◆ **TRY IT**:
From the listing below, count the lines that contain the string "strike", then state only that number.

◆ **MATERIAL FOR THIS TASK**:

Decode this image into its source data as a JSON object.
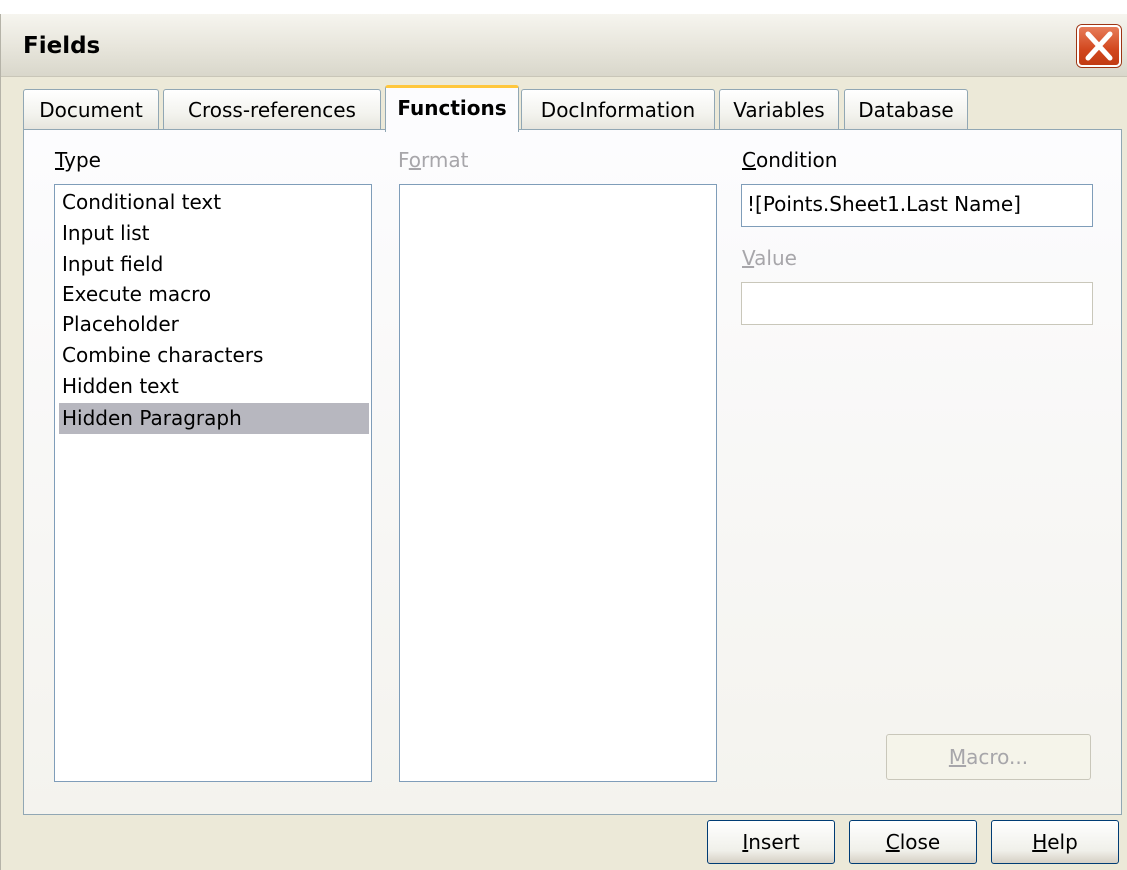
{
  "dialog": {
    "title": "Fields",
    "close_icon": "close-x-icon"
  },
  "tabs": [
    {
      "label": "Document",
      "active": false
    },
    {
      "label": "Cross-references",
      "active": false
    },
    {
      "label": "Functions",
      "active": true
    },
    {
      "label": "DocInformation",
      "active": false
    },
    {
      "label": "Variables",
      "active": false
    },
    {
      "label": "Database",
      "active": false
    }
  ],
  "type_panel": {
    "label_first": "T",
    "label_rest": "ype",
    "items": [
      "Conditional text",
      "Input list",
      "Input field",
      "Execute macro",
      "Placeholder",
      "Combine characters",
      "Hidden text",
      "Hidden Paragraph"
    ],
    "selected_item": "Hidden Paragraph"
  },
  "format_panel": {
    "label_first": "F",
    "label_u": "o",
    "label_rest": "rmat",
    "items": []
  },
  "condition": {
    "label_first": "C",
    "label_rest": "ondition",
    "value": "![Points.Sheet1.Last Name]"
  },
  "value_field": {
    "label_first": "V",
    "label_rest": "alue",
    "value": ""
  },
  "buttons": {
    "macro_first": "M",
    "macro_rest": "acro...",
    "insert_first": "I",
    "insert_rest": "nsert",
    "close_first": "C",
    "close_rest": "lose",
    "help_first": "H",
    "help_rest": "elp"
  }
}
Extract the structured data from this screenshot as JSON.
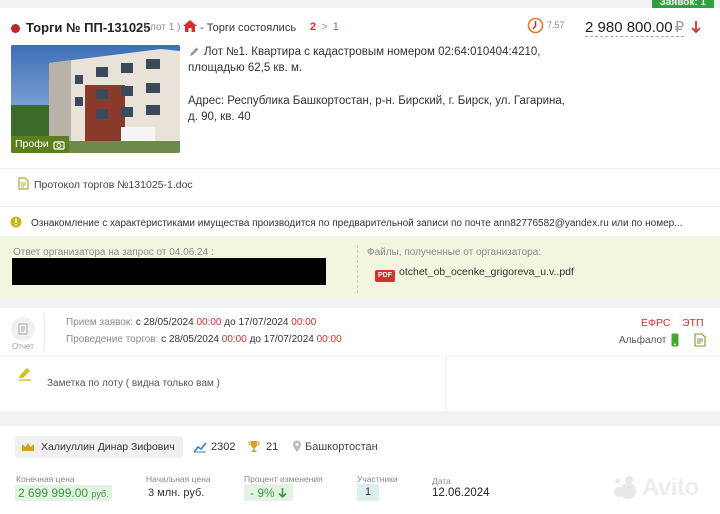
{
  "colors": {
    "accent_red": "#d62f2f",
    "green": "#3a9a3a",
    "yellow_bg": "#f3f5df",
    "badge_green": "#2e9e3e"
  },
  "bids_badge": "Заявок: 1",
  "header": {
    "title": "Торги № ПП-131025",
    "lot": "( лот 1 )",
    "status_prefix": "- Торги состоялись",
    "count_red": "2",
    "count_sep": ">",
    "count_green": "1",
    "rating": "7.57",
    "price": "2 980 800.00",
    "currency": "₽"
  },
  "lot": {
    "photo_badge": "Профи",
    "description": "Лот №1. Квартира с кадастровым номером 02:64:010404:4210, площадью 62,5 кв. м.",
    "address": "Адрес: Республика Башкортостан, р-н. Бирский, г. Бирск, ул. Гагарина, д. 90, кв. 40"
  },
  "protocol": "Протокол торгов №131025-1.doc",
  "notice": "Ознакомление с характеристиками имущества производится по предварительной записи по почте ann82776582@yandex.ru или по номер...",
  "organizer": {
    "answer_label": "Ответ организатора на запрос от 04.06.24 :",
    "files_label": "Файлы, полученные от организатора:",
    "file_type": "PDF",
    "file_name": "otchet_ob_ocenke_grigoreva_u.v..pdf"
  },
  "schedule": {
    "report_label": "Отчет",
    "app_label": "Прием заявок:",
    "app_from_pre": "с",
    "app_from_date": "28/05/2024",
    "app_from_time": "00:00",
    "app_to_pre": "до",
    "app_to_date": "17/07/2024",
    "app_to_time": "00:00",
    "auction_label": "Проведение торгов:",
    "auc_from_pre": "с",
    "auc_from_date": "28/05/2024",
    "auc_from_time": "00:00",
    "auc_to_pre": "до",
    "auc_to_date": "17/07/2024",
    "auc_to_time": "00:00",
    "efrs": "ЕФРС",
    "etp": "ЭТП",
    "alfalot": "Альфалот"
  },
  "note": {
    "placeholder": "Заметка по лоту ( видна только вам )"
  },
  "winner": {
    "name": "Халиуллин  Динар  Зифович",
    "stat_value": "2302",
    "wins_value": "21",
    "region": "Башкортостан"
  },
  "results": {
    "final_label": "Конечная цена",
    "final_value": "2 699 999.00",
    "final_unit": "руб.",
    "start_label": "Начальная цена",
    "start_value": "3 млн. руб.",
    "change_label": "Процент изменения",
    "change_value": "- 9%",
    "participants_label": "Участники",
    "participants_value": "1",
    "date_label": "Дата",
    "date_value": "12.06.2024"
  },
  "watermark": "Avito"
}
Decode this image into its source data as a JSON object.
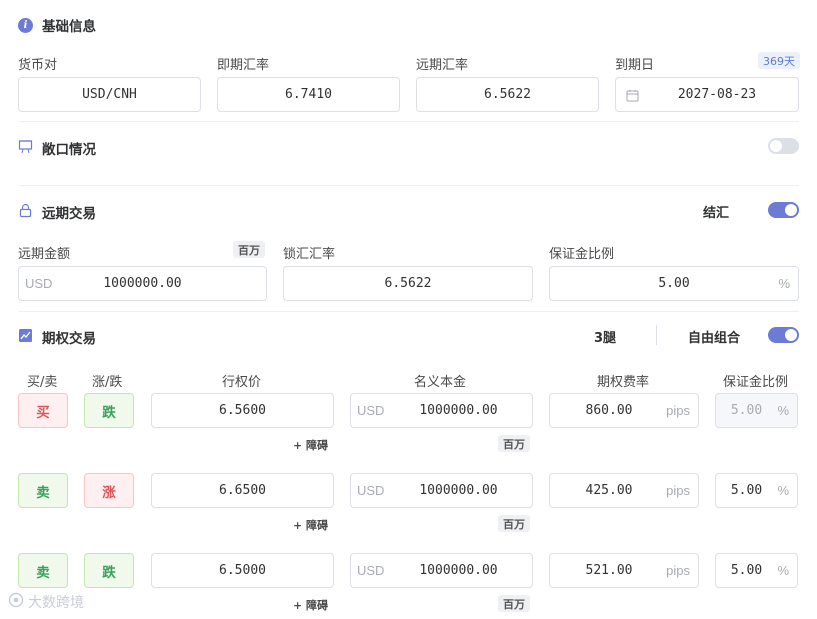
{
  "basic": {
    "title": "基础信息",
    "pair_label": "货币对",
    "pair_value": "USD/CNH",
    "spot_label": "即期汇率",
    "spot_value": "6.7410",
    "forward_label": "远期汇率",
    "forward_value": "6.5622",
    "expiry_label": "到期日",
    "expiry_days": "369天",
    "expiry_value": "2027-08-23"
  },
  "exposure": {
    "title": "敞口情况",
    "toggle_on": false
  },
  "forward_trade": {
    "title": "远期交易",
    "direction_label": "结汇",
    "toggle_on": true,
    "amount_label": "远期金额",
    "amount_unit_badge": "百万",
    "amount_currency": "USD",
    "amount_value": "1000000.00",
    "locked_rate_label": "锁汇汇率",
    "locked_rate_value": "6.5622",
    "margin_label": "保证金比例",
    "margin_value": "5.00",
    "margin_unit": "%"
  },
  "option_trade": {
    "title": "期权交易",
    "legs_count": "3腿",
    "combo_label": "自由组合",
    "toggle_on": true,
    "headers": {
      "buy_sell": "买/卖",
      "up_down": "涨/跌",
      "strike": "行权价",
      "notional": "名义本金",
      "premium": "期权费率",
      "margin": "保证金比例"
    },
    "legs": [
      {
        "side": "买",
        "side_color": "red",
        "dir": "跌",
        "dir_color": "green",
        "strike": "6.5600",
        "barrier": "+ 障碍",
        "currency": "USD",
        "notional": "1000000.00",
        "unit_badge": "百万",
        "premium": "860.00",
        "premium_unit": "pips",
        "margin": "5.00",
        "margin_unit": "%",
        "margin_disabled": true
      },
      {
        "side": "卖",
        "side_color": "green",
        "dir": "涨",
        "dir_color": "red",
        "strike": "6.6500",
        "barrier": "+ 障碍",
        "currency": "USD",
        "notional": "1000000.00",
        "unit_badge": "百万",
        "premium": "425.00",
        "premium_unit": "pips",
        "margin": "5.00",
        "margin_unit": "%",
        "margin_disabled": false
      },
      {
        "side": "卖",
        "side_color": "green",
        "dir": "跌",
        "dir_color": "green",
        "strike": "6.5000",
        "barrier": "+ 障碍",
        "currency": "USD",
        "notional": "1000000.00",
        "unit_badge": "百万",
        "premium": "521.00",
        "premium_unit": "pips",
        "margin": "5.00",
        "margin_unit": "%",
        "margin_disabled": false
      }
    ]
  },
  "watermark": "大数跨境",
  "colors": {
    "accent": "#6b7bd6",
    "red": "#e0555a",
    "green": "#3aa15c"
  }
}
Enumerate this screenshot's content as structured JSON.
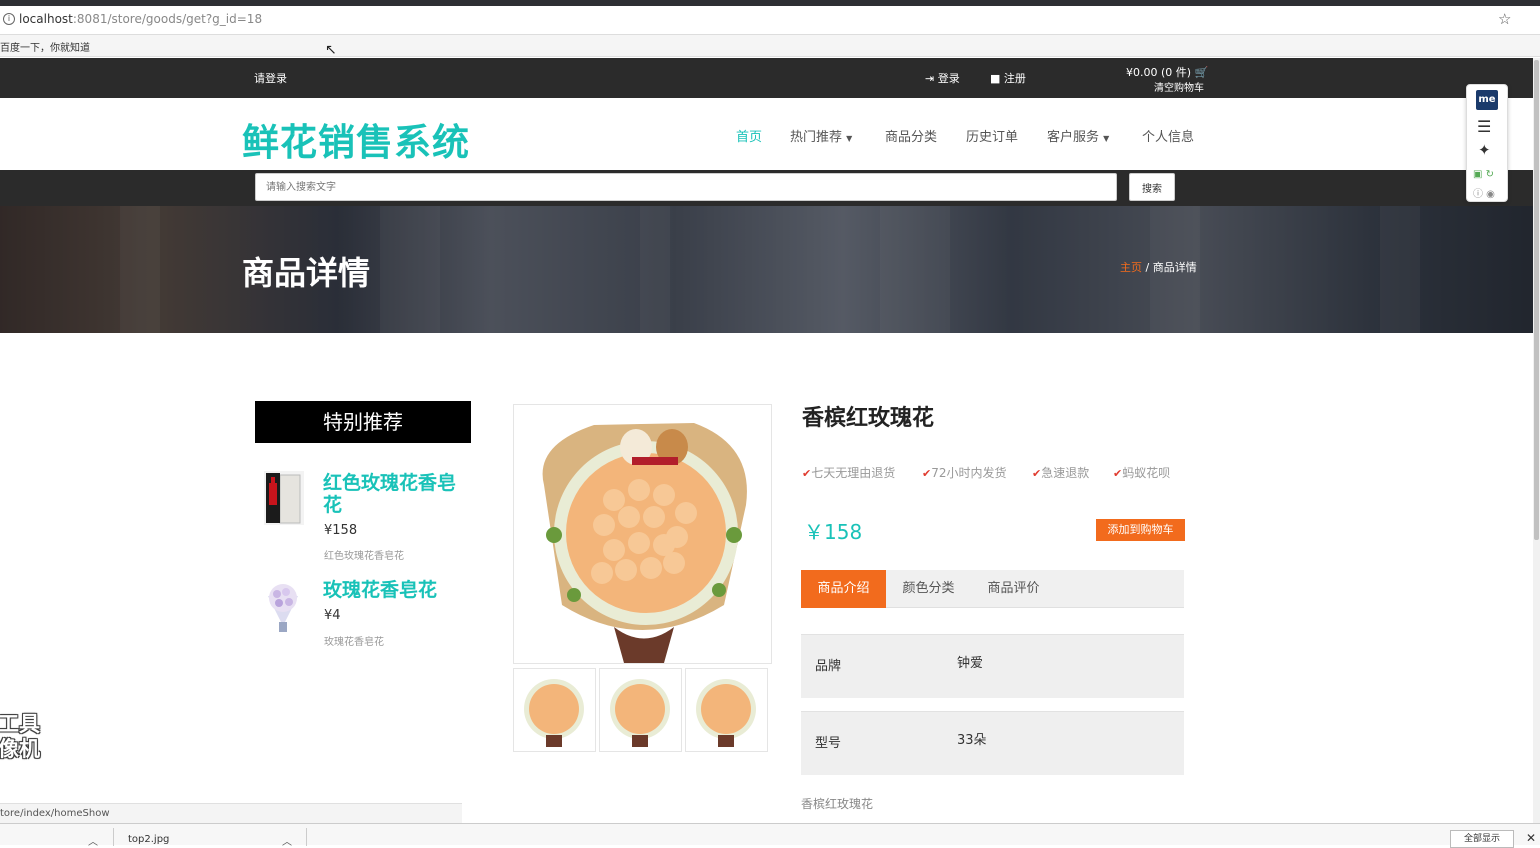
{
  "browser": {
    "url_host": "localhost",
    "url_rest": ":8081/store/goods/get?g_id=18",
    "bookmark": "百度一下，你就知道",
    "status_url": "tore/index/homeShow",
    "download_file": "top2.jpg",
    "show_all": "全部显示"
  },
  "topnav": {
    "please_login": "请登录",
    "login": "登录",
    "register": "注册",
    "cart_amount": "¥0.00 (0 件)",
    "cart_clear": "清空购物车"
  },
  "header": {
    "logo": "鲜花销售系统",
    "nav": [
      "首页",
      "热门推荐",
      "商品分类",
      "历史订单",
      "客户服务",
      "个人信息"
    ]
  },
  "search": {
    "placeholder": "请输入搜索文字",
    "button": "搜索"
  },
  "hero": {
    "title": "商品详情",
    "breadcrumb_home": "主页",
    "breadcrumb_sep": " / ",
    "breadcrumb_current": "商品详情"
  },
  "sidebar": {
    "heading": "特别推荐",
    "items": [
      {
        "title": "红色玫瑰花香皂花",
        "price": "¥158",
        "desc": "红色玫瑰花香皂花"
      },
      {
        "title": "玫瑰花香皂花",
        "price": "¥4",
        "desc": "玫瑰花香皂花"
      }
    ]
  },
  "product": {
    "title": "香槟红玫瑰花",
    "services": [
      "七天无理由退货",
      "72小时内发货",
      "急速退款",
      "蚂蚁花呗"
    ],
    "price": "￥158",
    "add_to_cart": "添加到购物车",
    "tabs": [
      "商品介绍",
      "颜色分类",
      "商品评价"
    ],
    "attributes": [
      {
        "key": "品牌",
        "value": "钟爱"
      },
      {
        "key": "型号",
        "value": "33朵"
      }
    ],
    "description": "香槟红玫瑰花"
  },
  "extension": {
    "badge": "me"
  },
  "watermark": {
    "line1": "工具",
    "line2": "像机"
  },
  "colors": {
    "brand_teal": "#19c2b8",
    "accent_orange": "#f26b1d",
    "dark_bar": "#2b2b2b"
  }
}
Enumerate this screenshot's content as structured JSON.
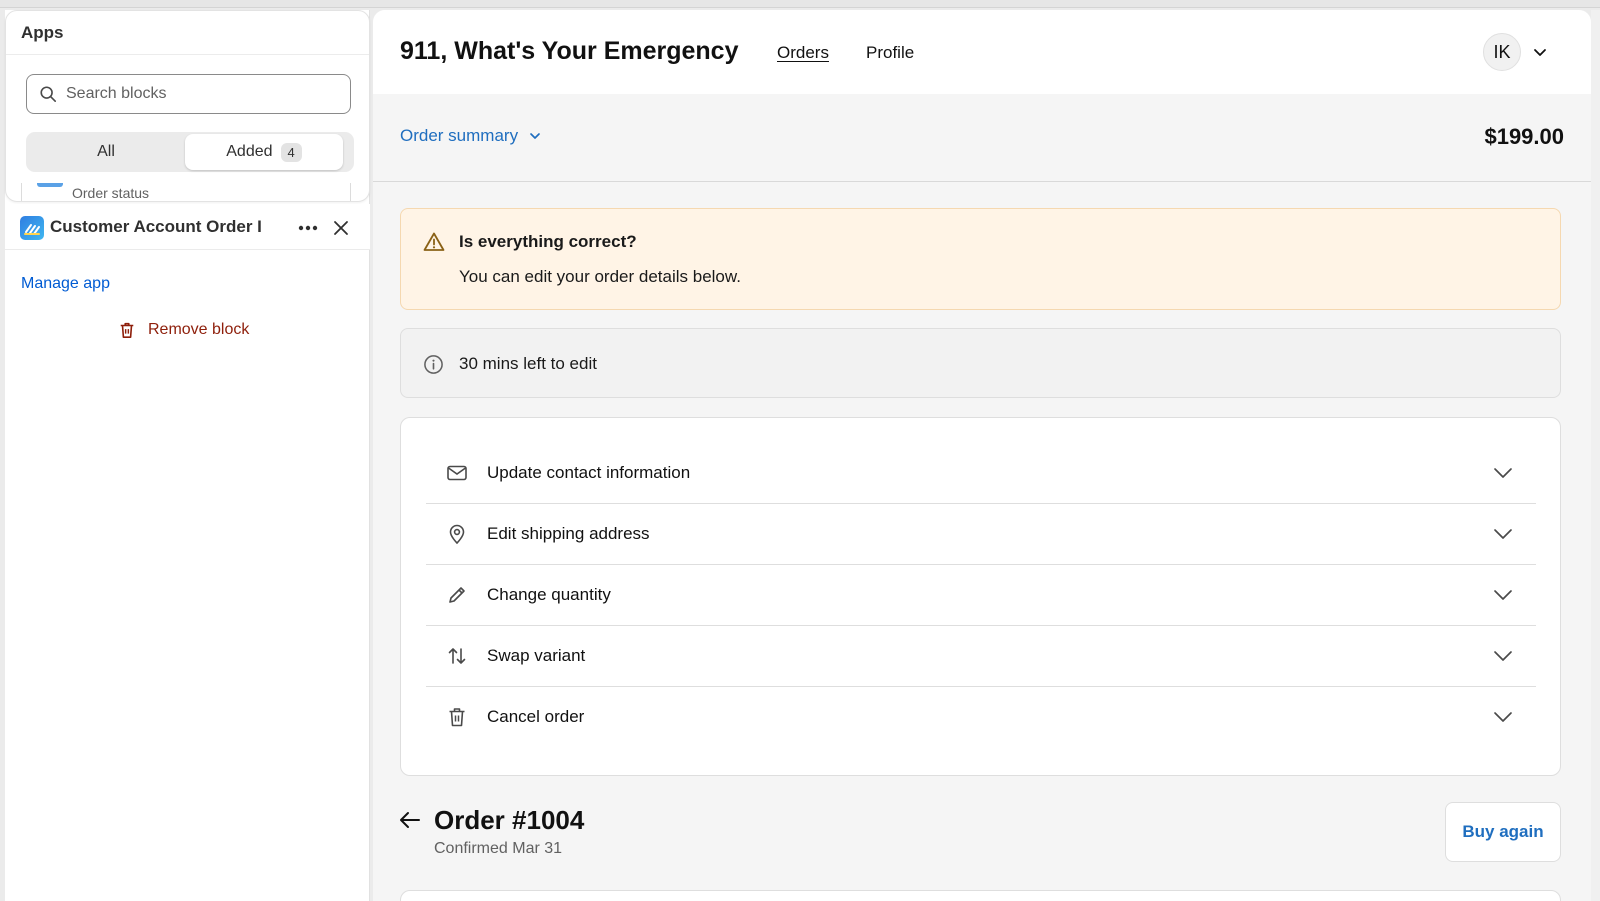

◆ **TASK RESULT**:
4